I had promised a different piece this week, but had a friend and his wife stop in for the weekend and that threw me off my game. They were up from Paso Robles, California, where they raise wine grapes – Syrah, Petite Syrah — on a magnificent chunk of the central coast, and also to pick up some elk meat I’d been holding for them in our freezer since our hunt last fall. And, as things go, the weekend vanished in an insalubrious 72‐hour fete that left me feeling like I’d spent the weekend with Robert Plant and the boys in some second‐go at Hammer of the Gods.
I’m getting too old for that shit — and for the making excuses for it — and mostly it is counter‐productive to the business of writing. That said, the work I promised is underway and continues – research is at a premium in this piece. But in the meantime I thought I’d toss a few recommendations your way: two memoirs and a fascinating historical read you won’t want to miss.
First up is Bomber Pilot, by Philip Ardery. Ardery was a Silver Star and Distinguished Flying Cross (twice) recipient from the second‐world war. He flew in the raid over the oil refineries of Ploesti, where 53 airplanes and 446 airmen were lost, finished numerous missions over North Africa and Europe, and eventually returned home to Kentucky where he lawyered out the rest of his life. Self‐deprecating to a fault, with a terrific eye for exactly the right detail, Ardery puts the reader in the cockpit of those giant Liberators as they did their bit against the Nazi’s. Want to know what the life was like? Read this book.

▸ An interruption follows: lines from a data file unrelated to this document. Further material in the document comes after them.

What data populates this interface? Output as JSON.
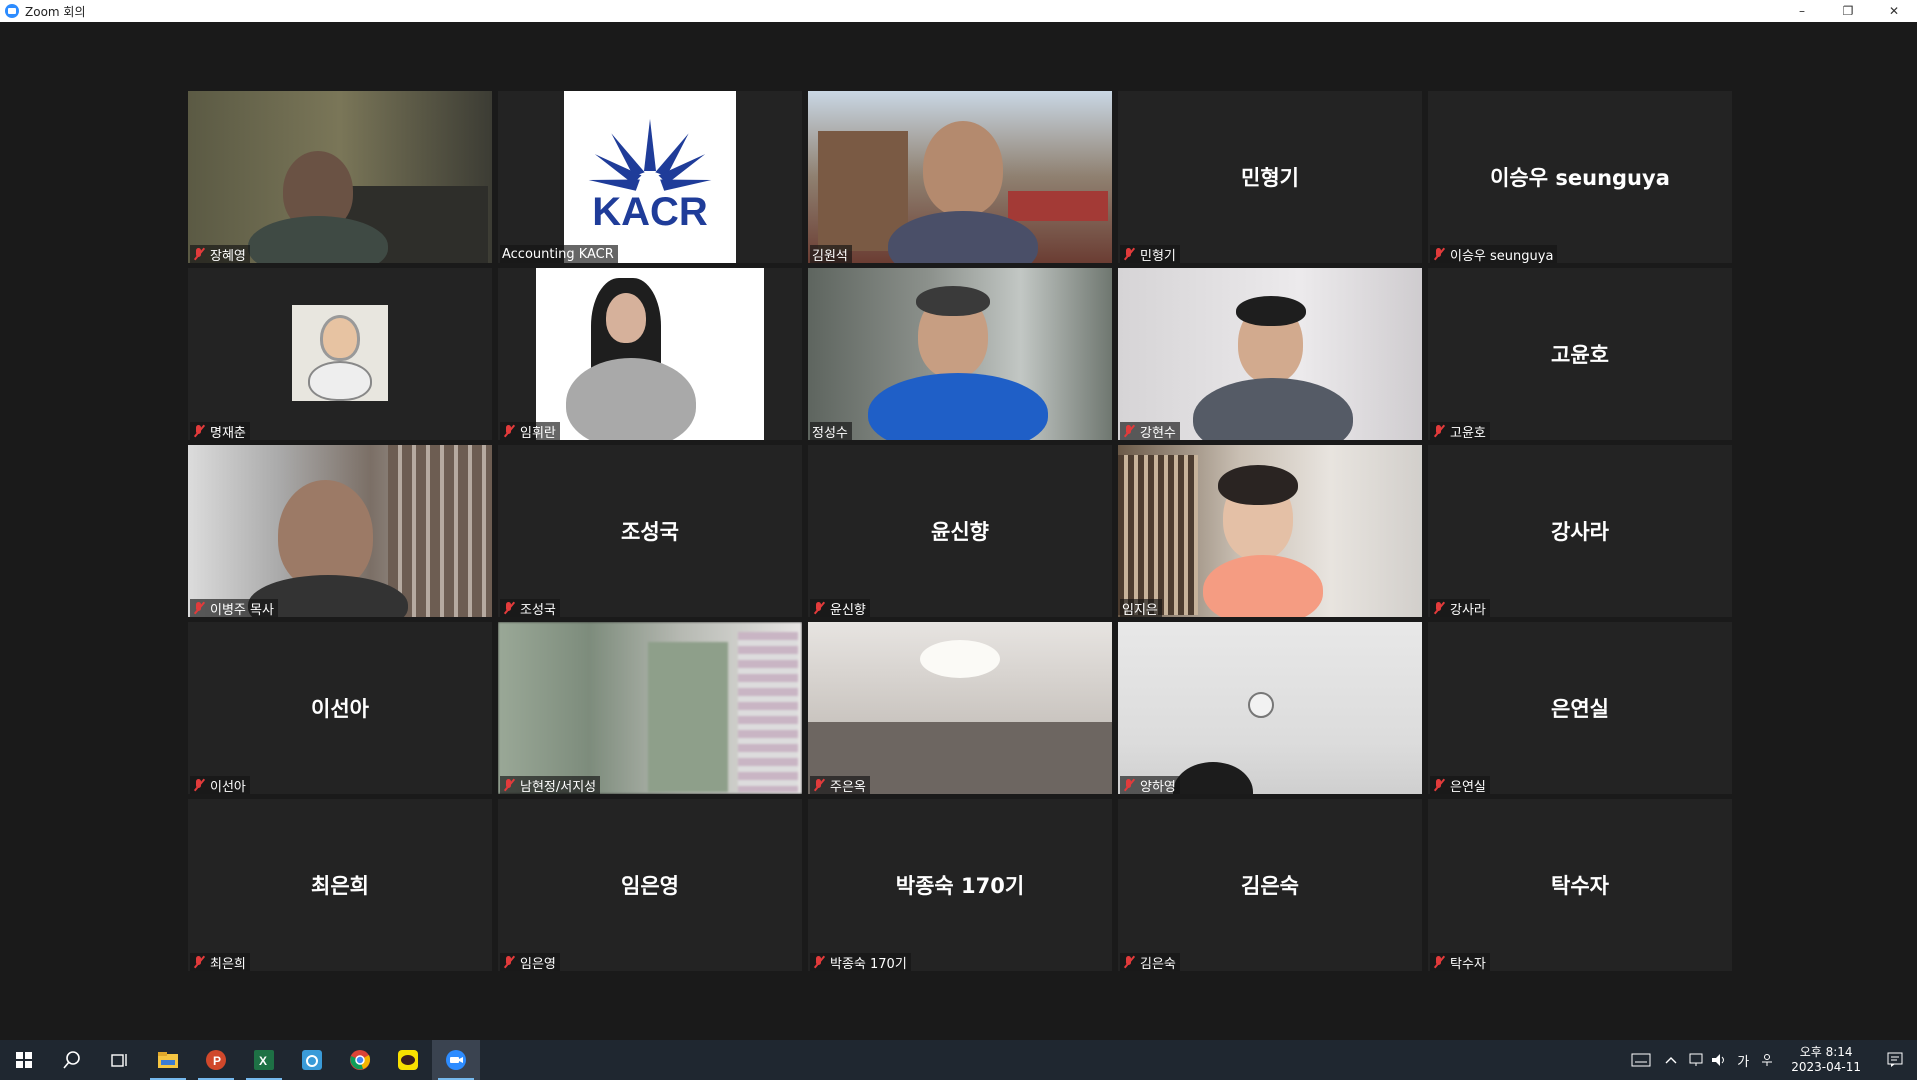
{
  "window": {
    "title": "Zoom 회의",
    "controls": [
      "–",
      "❐",
      "✕"
    ]
  },
  "participants": [
    {
      "name": "장혜영",
      "display": "video"
    },
    {
      "name": "Accounting KACR",
      "display": "logo",
      "logo_text": "KACR"
    },
    {
      "name": "김원석",
      "display": "video",
      "active_speaker": true
    },
    {
      "name": "민형기",
      "display": "name"
    },
    {
      "name": "이승우 seunguya",
      "display": "name"
    },
    {
      "name": "명재춘",
      "display": "avatar"
    },
    {
      "name": "임휘란",
      "display": "video"
    },
    {
      "name": "정성수",
      "display": "video"
    },
    {
      "name": "강현수",
      "display": "video"
    },
    {
      "name": "고윤호",
      "display": "name"
    },
    {
      "name": "이병주 목사",
      "display": "video"
    },
    {
      "name": "조성국",
      "display": "name"
    },
    {
      "name": "윤신향",
      "display": "name"
    },
    {
      "name": "임지은",
      "display": "video"
    },
    {
      "name": "강사라",
      "display": "name"
    },
    {
      "name": "이선아",
      "display": "name"
    },
    {
      "name": "남현정/서지성",
      "display": "video"
    },
    {
      "name": "주은옥",
      "display": "video"
    },
    {
      "name": "양하영",
      "display": "video"
    },
    {
      "name": "은연실",
      "display": "name"
    },
    {
      "name": "최은희",
      "display": "name"
    },
    {
      "name": "임은영",
      "display": "name"
    },
    {
      "name": "박종숙 170기",
      "display": "name"
    },
    {
      "name": "김은숙",
      "display": "name"
    },
    {
      "name": "탁수자",
      "display": "name"
    }
  ],
  "taskbar": {
    "apps": [
      "windows-start-icon",
      "search-icon",
      "task-view-icon",
      "file-explorer-icon",
      "powerpoint-icon",
      "excel-icon",
      "hancom-icon",
      "chrome-icon",
      "kakaotalk-icon",
      "zoom-icon"
    ],
    "ime": "가",
    "time": "오후 8:14",
    "date": "2023-04-11"
  },
  "colors": {
    "active_border": "#e9e27a",
    "tile_bg": "#232323",
    "stage_bg": "#1a1a1a",
    "mic_muted": "#e23b3b"
  }
}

Next is Quartered Safe Out Here, by George MacDonald Fraser. Fans of the Flashman series will know of Fraser, and his razor wit, which he puts to good use in this memoir of his experiences with the British 14thArmy, last of the Border Guards, in the fight for Burma. Fraser builds his memoir around the experiences of his Nine Section, which he would later come to lead, and writes brilliantly about his experiences fighting the Japanese to clear the road south to Rangoon. From craits, monsoons, and centipedes, to Japanese ambushes and banzai attacks, from his love‐affair with the Lee‐Enfield to his laugh out loud funny experience teaching an Asiatic British officer how to employ the Piat, an unwieldy British anti‐tank gun, one need look no further than John Keegan’s review: “No doubt one of the great memoirs of the Second World War.” If Keegan, who is the finest military historian to have graced the earth, says it, you can take it to the bank. Which is what I did, and I can assure you the deposit will put a very large smile on your face for years to come. Fraser also has some choice moments for revisionist historians, which are frankly overdue, under publicized, and terribly important as we go about this business of thinking critically. He spares no venom for those who would question the use of the atomic bomb, and with a Scotsman’s flair. Read this book.

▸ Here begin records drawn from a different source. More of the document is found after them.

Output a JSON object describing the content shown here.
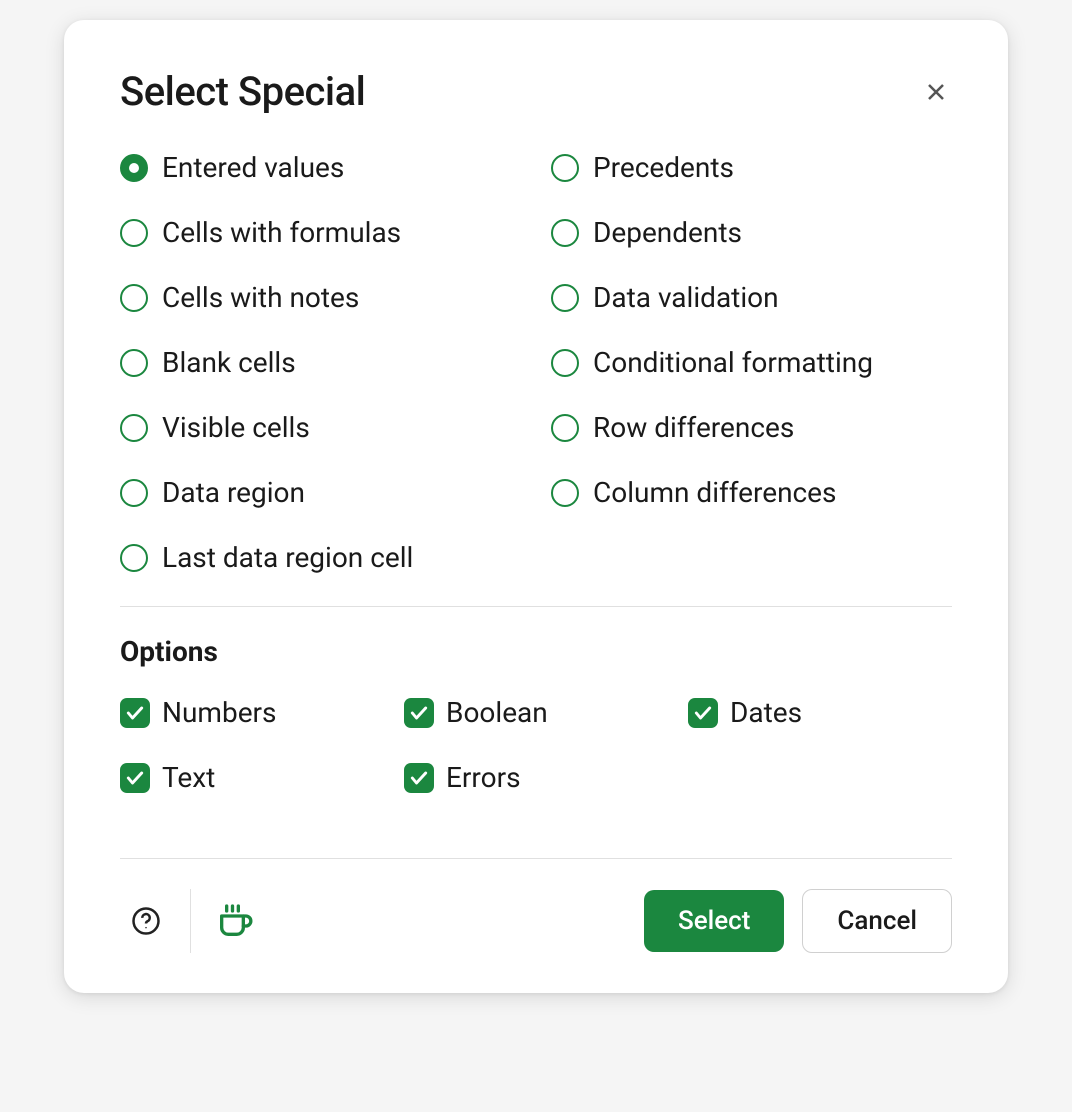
{
  "dialog": {
    "title": "Select Special"
  },
  "radios": {
    "selected_index": 0,
    "items": [
      {
        "label": "Entered values"
      },
      {
        "label": "Cells with formulas"
      },
      {
        "label": "Cells with notes"
      },
      {
        "label": "Blank cells"
      },
      {
        "label": "Visible cells"
      },
      {
        "label": "Data region"
      },
      {
        "label": "Last data region cell"
      },
      {
        "label": "Precedents"
      },
      {
        "label": "Dependents"
      },
      {
        "label": "Data validation"
      },
      {
        "label": "Conditional formatting"
      },
      {
        "label": "Row differences"
      },
      {
        "label": "Column differences"
      }
    ]
  },
  "options": {
    "heading": "Options",
    "items": [
      {
        "label": "Numbers",
        "checked": true
      },
      {
        "label": "Text",
        "checked": true
      },
      {
        "label": "Boolean",
        "checked": true
      },
      {
        "label": "Errors",
        "checked": true
      },
      {
        "label": "Dates",
        "checked": true
      }
    ]
  },
  "buttons": {
    "primary": "Select",
    "secondary": "Cancel"
  }
}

Finally, do whatever it takes to get your hands on God’s Wolf, by Jeffrey Lee. Lee took a degree from Oxford in Arab and Islamic History, and this book is a fabulous read concerning the life of Reynald de Chatillon, a lower‐level Frank crusader who took his show on the road and became the scourge of Islam during the Second Crusade. Reynald has been sadly disparaged by many, including the chroniclers who were his contemporaries, but also by modern historians — who tend to inject contemporary thinking into ancient scenarios and therefore invent bizarre conclusions. But Lee takes another look and concludes that Monsieur de Chatillon was something quite beyond his soiled reputation. So much so that, during the late unpleasantness with modern Islamists, Al Qaida addressed their FedEx bomb, programmed to detonate over Chicago, to Mr. Chatillon, some 800 years after his beheading by Saladin. He certainly left an impression on the Islamists of his own era, and this book explores why and how. Students of the crusades — I am one, will find in this eminently readable book, which makes a terrific companion piece to Peter Frankopan’s writings on the Crusades and the Silk Roads, a quiet little masterpiece of history.

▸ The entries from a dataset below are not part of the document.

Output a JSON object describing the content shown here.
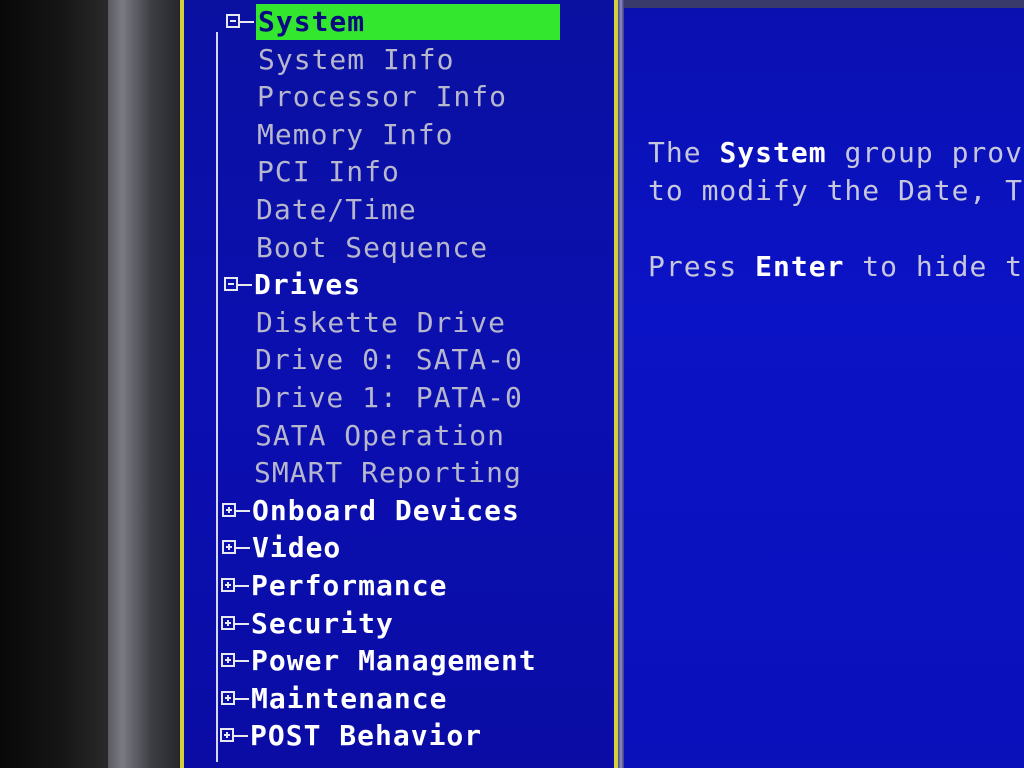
{
  "tree": {
    "selected": "System",
    "items": [
      {
        "label": "System",
        "type": "group",
        "expanded": true
      },
      {
        "label": "System Info",
        "type": "child"
      },
      {
        "label": "Processor Info",
        "type": "child"
      },
      {
        "label": "Memory Info",
        "type": "child"
      },
      {
        "label": "PCI Info",
        "type": "child"
      },
      {
        "label": "Date/Time",
        "type": "child"
      },
      {
        "label": "Boot Sequence",
        "type": "child"
      },
      {
        "label": "Drives",
        "type": "group",
        "expanded": true
      },
      {
        "label": "Diskette Drive",
        "type": "child"
      },
      {
        "label": "Drive 0: SATA-0",
        "type": "child"
      },
      {
        "label": "Drive 1: PATA-0",
        "type": "child"
      },
      {
        "label": "SATA Operation",
        "type": "child"
      },
      {
        "label": "SMART Reporting",
        "type": "child"
      },
      {
        "label": "Onboard Devices",
        "type": "group",
        "expanded": false
      },
      {
        "label": "Video",
        "type": "group",
        "expanded": false
      },
      {
        "label": "Performance",
        "type": "group",
        "expanded": false
      },
      {
        "label": "Security",
        "type": "group",
        "expanded": false
      },
      {
        "label": "Power Management",
        "type": "group",
        "expanded": false
      },
      {
        "label": "Maintenance",
        "type": "group",
        "expanded": false
      },
      {
        "label": "POST Behavior",
        "type": "group",
        "expanded": false
      }
    ]
  },
  "scrollbar": {
    "up_arrow": "↑"
  },
  "help": {
    "line1_pre": "The ",
    "line1_bold": "System",
    "line1_post": " group provi",
    "line2": "to modify the Date, Ti",
    "line3_pre": "Press ",
    "line3_bold": "Enter",
    "line3_post": " to hide th"
  },
  "colors": {
    "background": "#0b0fb0",
    "selection": "#33e62e",
    "frame": "#d4cf3a"
  }
}
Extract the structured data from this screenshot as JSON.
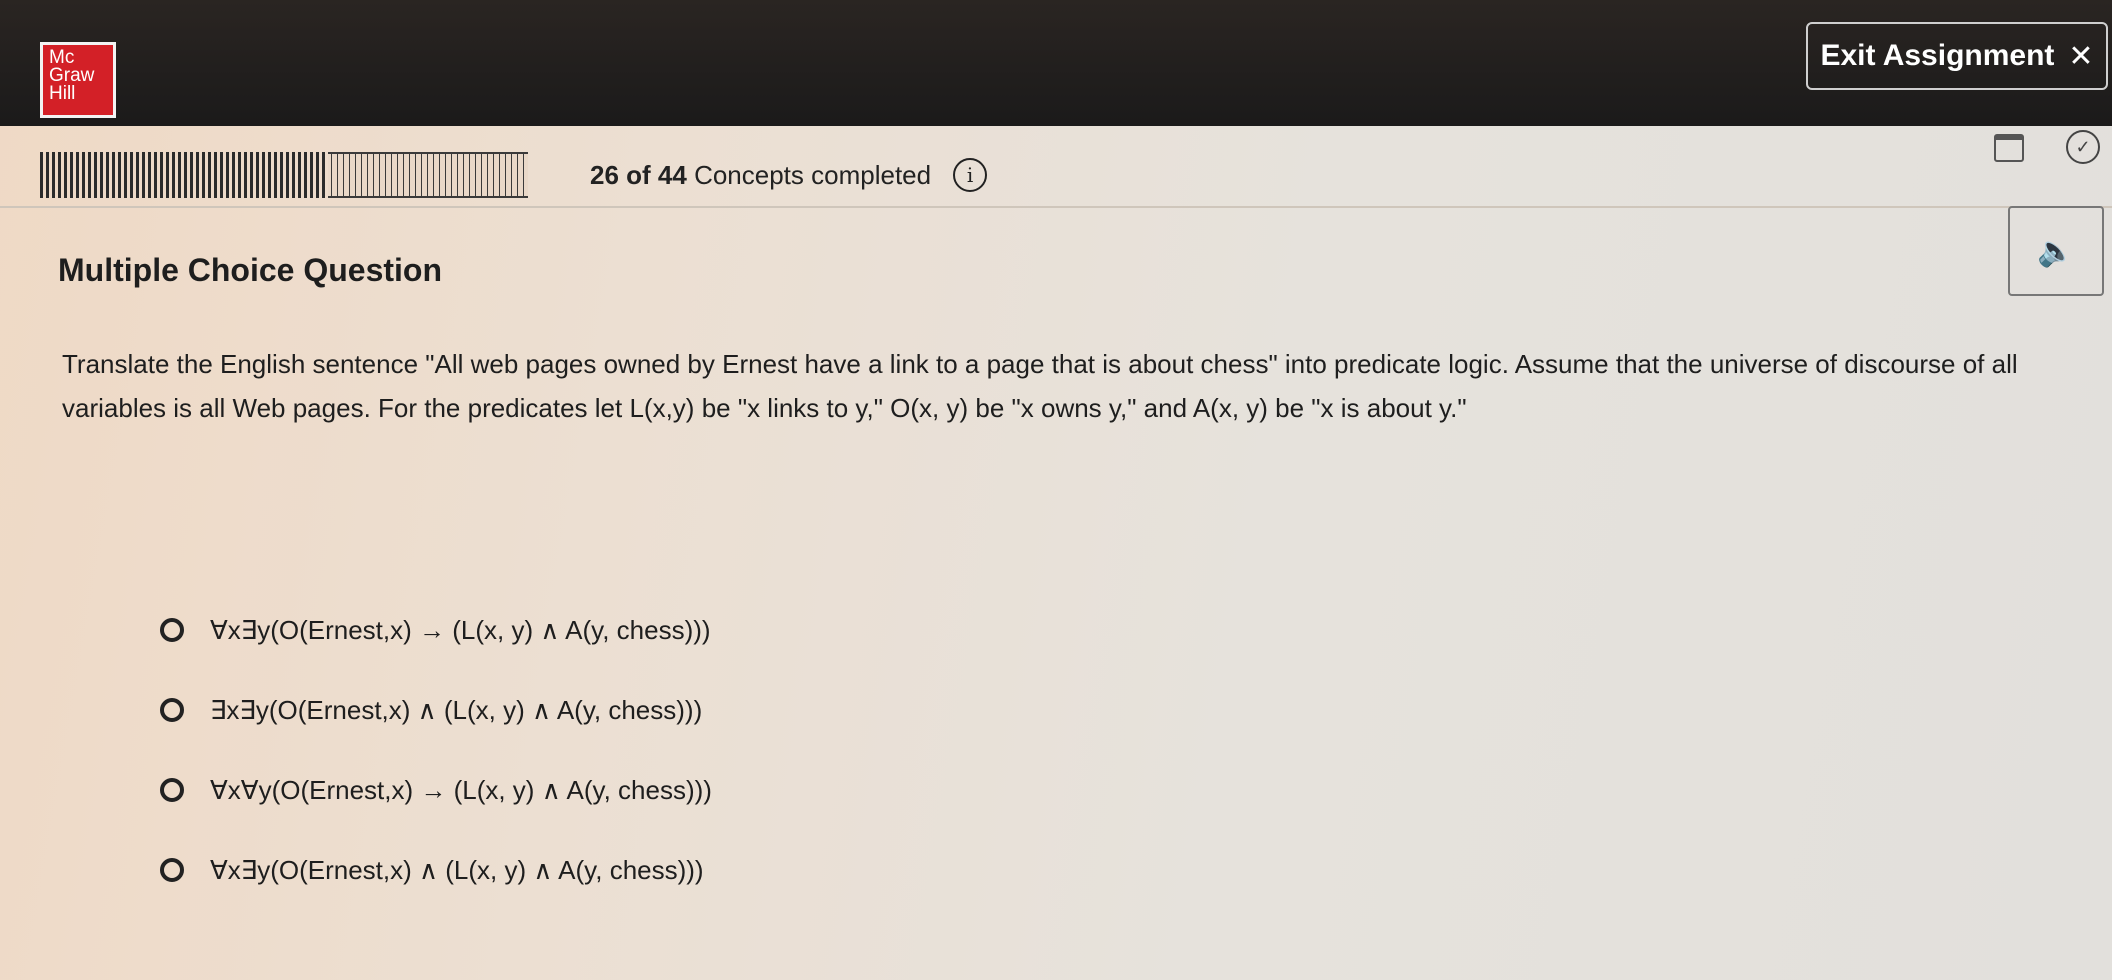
{
  "header": {
    "logo_lines": [
      "Mc",
      "Graw",
      "Hill"
    ],
    "exit_label": "Exit Assignment",
    "exit_icon": "close-icon"
  },
  "progress": {
    "completed": 26,
    "total": 44,
    "count_text": "26 of 44",
    "label_text": "Concepts completed",
    "info_icon": "i"
  },
  "question": {
    "type_heading": "Multiple Choice Question",
    "prompt": "Translate the English sentence \"All web pages owned by Ernest have a link to a page that is about chess\" into predicate logic. Assume that the universe of discourse of all variables is all Web pages. For the predicates let L(x,y) be \"x links to y,\" O(x, y) be \"x owns y,\" and A(x, y) be \"x is about y.\"",
    "options": [
      "∀x∃y(O(Ernest,x) → (L(x, y) ∧ A(y, chess)))",
      "∃x∃y(O(Ernest,x) ∧ (L(x, y) ∧ A(y, chess)))",
      "∀x∀y(O(Ernest,x) → (L(x, y) ∧ A(y, chess)))",
      "∀x∃y(O(Ernest,x) ∧ (L(x, y) ∧ A(y, chess)))"
    ]
  },
  "icons": {
    "calendar": "calendar-icon",
    "checkmark": "checkmark-circle-icon",
    "speaker": "speaker-icon"
  }
}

That is all. Do with this what you must. And for now, I am back to reading about The culleus, which was the Roman practice of confining an inmate into a sack with an ape, a dog, and a serpent, and throwing the whole works into the ocean. It was a punishment reserved for those who had killed close relatives, but a punishment nonetheless, which is part and parcel of the work I keep promising.